*Activity:*
Search the entries below for the word "shortcut" and copy every line where it appears.

*Source material:*
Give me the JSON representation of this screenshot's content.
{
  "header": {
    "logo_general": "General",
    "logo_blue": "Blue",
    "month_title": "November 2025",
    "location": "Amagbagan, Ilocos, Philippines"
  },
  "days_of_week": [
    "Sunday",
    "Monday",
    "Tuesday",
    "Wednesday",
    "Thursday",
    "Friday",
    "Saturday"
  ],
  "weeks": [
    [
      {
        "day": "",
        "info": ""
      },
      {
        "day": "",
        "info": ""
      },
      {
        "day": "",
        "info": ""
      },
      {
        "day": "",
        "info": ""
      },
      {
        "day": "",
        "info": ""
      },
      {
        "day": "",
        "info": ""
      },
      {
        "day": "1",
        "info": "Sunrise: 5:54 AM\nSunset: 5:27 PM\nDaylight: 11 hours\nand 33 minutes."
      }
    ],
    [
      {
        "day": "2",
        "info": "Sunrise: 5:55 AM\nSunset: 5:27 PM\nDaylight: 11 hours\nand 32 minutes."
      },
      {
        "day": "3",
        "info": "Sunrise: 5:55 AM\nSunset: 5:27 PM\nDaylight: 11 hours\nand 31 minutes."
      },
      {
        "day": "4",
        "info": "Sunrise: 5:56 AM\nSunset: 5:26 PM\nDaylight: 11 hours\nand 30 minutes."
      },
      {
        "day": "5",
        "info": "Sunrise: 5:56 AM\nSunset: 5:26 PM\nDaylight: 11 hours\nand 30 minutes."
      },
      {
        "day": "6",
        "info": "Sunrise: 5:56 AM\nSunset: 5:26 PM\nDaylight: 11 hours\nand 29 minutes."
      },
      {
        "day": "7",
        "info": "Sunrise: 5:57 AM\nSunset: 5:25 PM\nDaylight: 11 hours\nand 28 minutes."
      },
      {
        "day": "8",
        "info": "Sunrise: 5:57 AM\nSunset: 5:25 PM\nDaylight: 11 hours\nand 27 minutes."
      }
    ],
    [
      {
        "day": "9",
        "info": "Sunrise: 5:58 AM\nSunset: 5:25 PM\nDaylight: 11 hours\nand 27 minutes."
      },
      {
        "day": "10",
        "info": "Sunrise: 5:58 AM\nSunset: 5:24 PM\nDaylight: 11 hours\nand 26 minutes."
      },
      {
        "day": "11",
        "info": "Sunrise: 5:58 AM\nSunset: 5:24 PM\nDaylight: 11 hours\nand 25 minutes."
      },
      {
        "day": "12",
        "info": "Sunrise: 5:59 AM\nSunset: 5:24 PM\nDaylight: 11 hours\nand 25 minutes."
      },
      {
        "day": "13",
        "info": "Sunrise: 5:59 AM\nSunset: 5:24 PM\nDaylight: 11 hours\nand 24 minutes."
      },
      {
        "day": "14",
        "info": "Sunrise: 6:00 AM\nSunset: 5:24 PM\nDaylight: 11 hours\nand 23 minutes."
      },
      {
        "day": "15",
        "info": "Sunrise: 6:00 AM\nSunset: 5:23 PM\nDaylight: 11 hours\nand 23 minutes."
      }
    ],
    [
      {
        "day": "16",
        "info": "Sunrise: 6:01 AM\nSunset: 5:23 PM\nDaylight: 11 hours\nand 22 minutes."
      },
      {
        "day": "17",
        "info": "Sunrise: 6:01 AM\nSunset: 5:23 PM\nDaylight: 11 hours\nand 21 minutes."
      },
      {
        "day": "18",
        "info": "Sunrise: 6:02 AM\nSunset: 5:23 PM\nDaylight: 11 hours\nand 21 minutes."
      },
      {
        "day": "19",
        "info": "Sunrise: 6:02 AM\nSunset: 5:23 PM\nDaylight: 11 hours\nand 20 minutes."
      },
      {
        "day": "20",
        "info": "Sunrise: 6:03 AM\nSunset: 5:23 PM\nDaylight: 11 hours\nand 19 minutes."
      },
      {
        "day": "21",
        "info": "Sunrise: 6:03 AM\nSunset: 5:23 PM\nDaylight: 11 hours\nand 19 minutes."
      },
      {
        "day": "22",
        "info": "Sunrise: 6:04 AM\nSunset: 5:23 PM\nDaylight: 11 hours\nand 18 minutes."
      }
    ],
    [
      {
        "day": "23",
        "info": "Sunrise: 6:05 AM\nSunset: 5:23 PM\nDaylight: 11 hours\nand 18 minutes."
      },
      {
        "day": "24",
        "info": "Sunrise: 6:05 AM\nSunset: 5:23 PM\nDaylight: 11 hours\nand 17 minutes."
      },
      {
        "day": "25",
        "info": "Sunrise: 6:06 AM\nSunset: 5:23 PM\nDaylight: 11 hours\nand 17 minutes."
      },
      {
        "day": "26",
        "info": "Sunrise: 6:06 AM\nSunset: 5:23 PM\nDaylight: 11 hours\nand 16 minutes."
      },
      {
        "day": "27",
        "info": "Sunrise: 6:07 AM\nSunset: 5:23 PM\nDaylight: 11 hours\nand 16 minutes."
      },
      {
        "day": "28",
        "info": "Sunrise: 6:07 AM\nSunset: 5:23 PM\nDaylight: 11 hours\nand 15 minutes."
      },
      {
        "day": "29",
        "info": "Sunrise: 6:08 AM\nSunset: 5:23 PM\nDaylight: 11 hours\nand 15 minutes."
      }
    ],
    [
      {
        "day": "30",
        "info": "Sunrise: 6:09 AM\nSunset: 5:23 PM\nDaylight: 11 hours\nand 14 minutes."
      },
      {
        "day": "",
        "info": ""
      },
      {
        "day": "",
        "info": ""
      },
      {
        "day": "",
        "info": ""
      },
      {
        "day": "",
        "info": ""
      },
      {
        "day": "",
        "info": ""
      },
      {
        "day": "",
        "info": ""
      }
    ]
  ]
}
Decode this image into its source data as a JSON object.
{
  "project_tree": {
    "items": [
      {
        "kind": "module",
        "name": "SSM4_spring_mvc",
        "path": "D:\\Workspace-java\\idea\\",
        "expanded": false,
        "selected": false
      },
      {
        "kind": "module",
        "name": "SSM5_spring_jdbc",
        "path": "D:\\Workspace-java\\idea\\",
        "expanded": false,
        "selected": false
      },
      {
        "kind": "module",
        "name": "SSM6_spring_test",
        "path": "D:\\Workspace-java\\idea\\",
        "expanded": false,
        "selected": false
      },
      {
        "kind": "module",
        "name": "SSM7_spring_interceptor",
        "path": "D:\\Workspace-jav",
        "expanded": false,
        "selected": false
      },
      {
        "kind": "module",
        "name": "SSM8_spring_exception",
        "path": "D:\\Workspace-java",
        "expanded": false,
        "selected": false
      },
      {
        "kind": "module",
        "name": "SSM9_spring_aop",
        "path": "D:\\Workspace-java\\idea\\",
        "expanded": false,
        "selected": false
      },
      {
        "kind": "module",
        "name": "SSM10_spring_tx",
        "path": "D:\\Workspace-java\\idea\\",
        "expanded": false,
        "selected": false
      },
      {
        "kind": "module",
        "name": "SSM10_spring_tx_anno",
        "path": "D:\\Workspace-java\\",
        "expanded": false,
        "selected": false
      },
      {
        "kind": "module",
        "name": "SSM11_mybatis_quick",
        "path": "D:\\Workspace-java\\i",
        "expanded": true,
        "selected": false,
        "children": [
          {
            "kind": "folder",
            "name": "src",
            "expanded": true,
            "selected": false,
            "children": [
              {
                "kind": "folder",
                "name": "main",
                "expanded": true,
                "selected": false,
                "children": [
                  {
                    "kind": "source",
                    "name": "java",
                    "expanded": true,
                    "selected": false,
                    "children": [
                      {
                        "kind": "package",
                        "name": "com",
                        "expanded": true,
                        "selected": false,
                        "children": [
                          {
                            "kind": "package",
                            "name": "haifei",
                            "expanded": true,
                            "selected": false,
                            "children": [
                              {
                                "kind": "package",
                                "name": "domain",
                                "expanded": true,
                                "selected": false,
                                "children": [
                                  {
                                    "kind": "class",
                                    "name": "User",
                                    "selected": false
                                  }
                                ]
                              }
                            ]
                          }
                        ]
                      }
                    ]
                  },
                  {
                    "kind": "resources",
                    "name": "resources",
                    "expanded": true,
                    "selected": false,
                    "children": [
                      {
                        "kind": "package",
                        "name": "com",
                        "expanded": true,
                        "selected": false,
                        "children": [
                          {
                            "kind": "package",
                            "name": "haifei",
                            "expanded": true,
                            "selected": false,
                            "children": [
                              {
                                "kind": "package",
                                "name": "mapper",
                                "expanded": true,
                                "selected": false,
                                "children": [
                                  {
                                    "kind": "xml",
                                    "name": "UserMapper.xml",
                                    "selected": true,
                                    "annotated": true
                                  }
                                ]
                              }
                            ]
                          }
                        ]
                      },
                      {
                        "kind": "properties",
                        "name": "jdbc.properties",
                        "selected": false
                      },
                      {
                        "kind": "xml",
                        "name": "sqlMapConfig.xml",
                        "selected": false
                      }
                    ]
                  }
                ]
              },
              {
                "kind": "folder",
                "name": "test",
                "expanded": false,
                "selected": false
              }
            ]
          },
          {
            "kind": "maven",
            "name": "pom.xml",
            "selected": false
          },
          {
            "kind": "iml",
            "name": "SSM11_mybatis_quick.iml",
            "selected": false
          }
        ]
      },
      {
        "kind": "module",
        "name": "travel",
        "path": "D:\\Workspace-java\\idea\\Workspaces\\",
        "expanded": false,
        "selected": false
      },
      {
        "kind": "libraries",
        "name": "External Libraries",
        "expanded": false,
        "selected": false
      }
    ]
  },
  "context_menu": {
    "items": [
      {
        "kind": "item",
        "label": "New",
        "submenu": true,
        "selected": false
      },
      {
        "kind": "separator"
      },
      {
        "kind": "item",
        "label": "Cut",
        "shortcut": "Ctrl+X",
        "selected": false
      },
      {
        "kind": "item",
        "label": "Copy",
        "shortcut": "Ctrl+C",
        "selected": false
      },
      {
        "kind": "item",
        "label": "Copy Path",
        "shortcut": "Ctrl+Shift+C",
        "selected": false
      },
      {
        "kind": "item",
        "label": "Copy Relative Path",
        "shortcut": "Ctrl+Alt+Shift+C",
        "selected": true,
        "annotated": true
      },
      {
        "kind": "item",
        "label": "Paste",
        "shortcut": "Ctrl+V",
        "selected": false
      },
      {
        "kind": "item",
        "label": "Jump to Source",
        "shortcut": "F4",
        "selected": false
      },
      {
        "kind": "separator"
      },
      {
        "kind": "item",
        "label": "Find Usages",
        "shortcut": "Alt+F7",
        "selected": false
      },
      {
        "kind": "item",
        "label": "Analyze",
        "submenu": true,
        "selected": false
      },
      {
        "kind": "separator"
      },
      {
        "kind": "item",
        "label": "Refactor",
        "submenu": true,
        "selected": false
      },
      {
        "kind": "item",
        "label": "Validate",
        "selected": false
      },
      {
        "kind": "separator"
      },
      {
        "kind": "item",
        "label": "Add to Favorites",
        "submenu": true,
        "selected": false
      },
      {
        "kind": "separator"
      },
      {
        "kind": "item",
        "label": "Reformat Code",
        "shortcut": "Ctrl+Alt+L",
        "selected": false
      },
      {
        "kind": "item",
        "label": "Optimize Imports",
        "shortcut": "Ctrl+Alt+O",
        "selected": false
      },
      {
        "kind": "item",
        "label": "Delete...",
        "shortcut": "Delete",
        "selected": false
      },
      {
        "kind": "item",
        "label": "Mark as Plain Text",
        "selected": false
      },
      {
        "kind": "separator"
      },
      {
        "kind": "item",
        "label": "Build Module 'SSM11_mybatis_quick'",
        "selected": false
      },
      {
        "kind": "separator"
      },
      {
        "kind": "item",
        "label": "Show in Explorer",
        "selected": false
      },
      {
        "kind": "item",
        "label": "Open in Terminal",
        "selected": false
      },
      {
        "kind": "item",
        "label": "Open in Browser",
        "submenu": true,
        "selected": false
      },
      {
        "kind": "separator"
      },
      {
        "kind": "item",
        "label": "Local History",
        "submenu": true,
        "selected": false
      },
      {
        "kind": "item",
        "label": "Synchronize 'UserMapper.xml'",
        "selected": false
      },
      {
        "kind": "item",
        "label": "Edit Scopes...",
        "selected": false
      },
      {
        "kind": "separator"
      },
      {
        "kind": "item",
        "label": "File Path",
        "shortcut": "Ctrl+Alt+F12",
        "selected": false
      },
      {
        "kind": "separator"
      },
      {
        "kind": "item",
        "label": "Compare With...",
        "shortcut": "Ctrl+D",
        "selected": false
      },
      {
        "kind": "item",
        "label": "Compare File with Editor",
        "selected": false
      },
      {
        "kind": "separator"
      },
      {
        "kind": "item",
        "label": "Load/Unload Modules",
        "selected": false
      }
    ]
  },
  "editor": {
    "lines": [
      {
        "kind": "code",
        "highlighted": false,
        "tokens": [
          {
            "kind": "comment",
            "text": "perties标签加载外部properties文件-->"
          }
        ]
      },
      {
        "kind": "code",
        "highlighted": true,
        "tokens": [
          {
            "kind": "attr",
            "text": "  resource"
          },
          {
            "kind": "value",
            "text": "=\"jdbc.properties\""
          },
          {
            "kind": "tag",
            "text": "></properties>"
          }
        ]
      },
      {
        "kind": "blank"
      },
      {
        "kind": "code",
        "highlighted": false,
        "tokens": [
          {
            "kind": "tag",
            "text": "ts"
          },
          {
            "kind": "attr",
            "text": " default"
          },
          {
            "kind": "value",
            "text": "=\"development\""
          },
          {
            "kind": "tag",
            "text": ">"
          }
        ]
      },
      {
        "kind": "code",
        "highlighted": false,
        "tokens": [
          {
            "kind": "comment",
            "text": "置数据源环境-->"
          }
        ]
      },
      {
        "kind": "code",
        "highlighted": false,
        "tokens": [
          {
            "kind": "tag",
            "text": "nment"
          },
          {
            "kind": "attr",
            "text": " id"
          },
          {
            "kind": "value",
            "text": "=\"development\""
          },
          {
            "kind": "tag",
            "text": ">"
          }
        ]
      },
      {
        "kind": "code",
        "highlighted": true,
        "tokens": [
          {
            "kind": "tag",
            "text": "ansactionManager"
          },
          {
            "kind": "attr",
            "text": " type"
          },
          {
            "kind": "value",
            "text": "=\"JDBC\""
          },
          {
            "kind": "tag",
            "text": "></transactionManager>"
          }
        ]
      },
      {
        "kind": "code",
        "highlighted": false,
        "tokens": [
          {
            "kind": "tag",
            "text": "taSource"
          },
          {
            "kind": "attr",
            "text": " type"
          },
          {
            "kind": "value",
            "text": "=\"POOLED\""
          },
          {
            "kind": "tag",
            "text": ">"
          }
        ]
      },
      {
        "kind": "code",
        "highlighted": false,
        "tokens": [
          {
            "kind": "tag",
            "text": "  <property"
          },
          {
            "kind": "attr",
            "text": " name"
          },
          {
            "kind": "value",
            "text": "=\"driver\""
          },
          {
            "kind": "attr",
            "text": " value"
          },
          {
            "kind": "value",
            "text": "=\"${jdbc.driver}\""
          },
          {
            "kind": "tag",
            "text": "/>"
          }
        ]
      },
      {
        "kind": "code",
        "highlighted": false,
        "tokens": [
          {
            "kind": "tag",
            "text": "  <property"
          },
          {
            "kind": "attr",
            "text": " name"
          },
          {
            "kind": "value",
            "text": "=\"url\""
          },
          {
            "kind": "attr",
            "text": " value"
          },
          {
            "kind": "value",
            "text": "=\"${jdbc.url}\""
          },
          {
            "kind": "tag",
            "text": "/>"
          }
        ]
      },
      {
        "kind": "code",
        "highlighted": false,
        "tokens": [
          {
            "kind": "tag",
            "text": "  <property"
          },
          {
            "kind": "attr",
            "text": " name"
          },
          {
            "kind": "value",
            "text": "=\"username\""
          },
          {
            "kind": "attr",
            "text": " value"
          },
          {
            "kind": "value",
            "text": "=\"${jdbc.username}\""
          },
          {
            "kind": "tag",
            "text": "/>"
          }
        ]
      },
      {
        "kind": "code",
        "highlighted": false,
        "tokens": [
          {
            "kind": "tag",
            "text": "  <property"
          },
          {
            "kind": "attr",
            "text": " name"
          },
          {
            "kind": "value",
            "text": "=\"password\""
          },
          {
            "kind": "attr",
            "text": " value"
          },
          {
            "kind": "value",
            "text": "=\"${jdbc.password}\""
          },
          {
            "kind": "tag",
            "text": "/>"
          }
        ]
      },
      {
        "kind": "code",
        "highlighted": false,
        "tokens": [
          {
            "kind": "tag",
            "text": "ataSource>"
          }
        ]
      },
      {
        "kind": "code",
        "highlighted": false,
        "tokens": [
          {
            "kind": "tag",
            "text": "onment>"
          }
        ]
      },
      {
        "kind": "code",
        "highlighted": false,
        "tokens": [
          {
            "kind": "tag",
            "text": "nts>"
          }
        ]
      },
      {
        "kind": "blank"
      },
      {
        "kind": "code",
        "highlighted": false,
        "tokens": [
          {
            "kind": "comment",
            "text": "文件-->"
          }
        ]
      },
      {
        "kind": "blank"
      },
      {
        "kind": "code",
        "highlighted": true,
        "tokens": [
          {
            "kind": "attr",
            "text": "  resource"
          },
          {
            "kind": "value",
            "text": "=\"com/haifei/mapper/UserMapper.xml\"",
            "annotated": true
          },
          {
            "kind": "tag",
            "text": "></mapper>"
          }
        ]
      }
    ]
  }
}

*Exercise answer:*
        "shortcut": "Ctrl+X",
        "shortcut": "Ctrl+C",
        "shortcut": "Ctrl+Shift+C",
        "shortcut": "Ctrl+Alt+Shift+C",
        "shortcut": "Ctrl+V",
        "shortcut": "F4",
        "shortcut": "Alt+F7",
        "shortcut": "Ctrl+Alt+L",
        "shortcut": "Ctrl+Alt+O",
        "shortcut": "Delete",
        "shortcut": "Ctrl+Alt+F12",
        "shortcut": "Ctrl+D",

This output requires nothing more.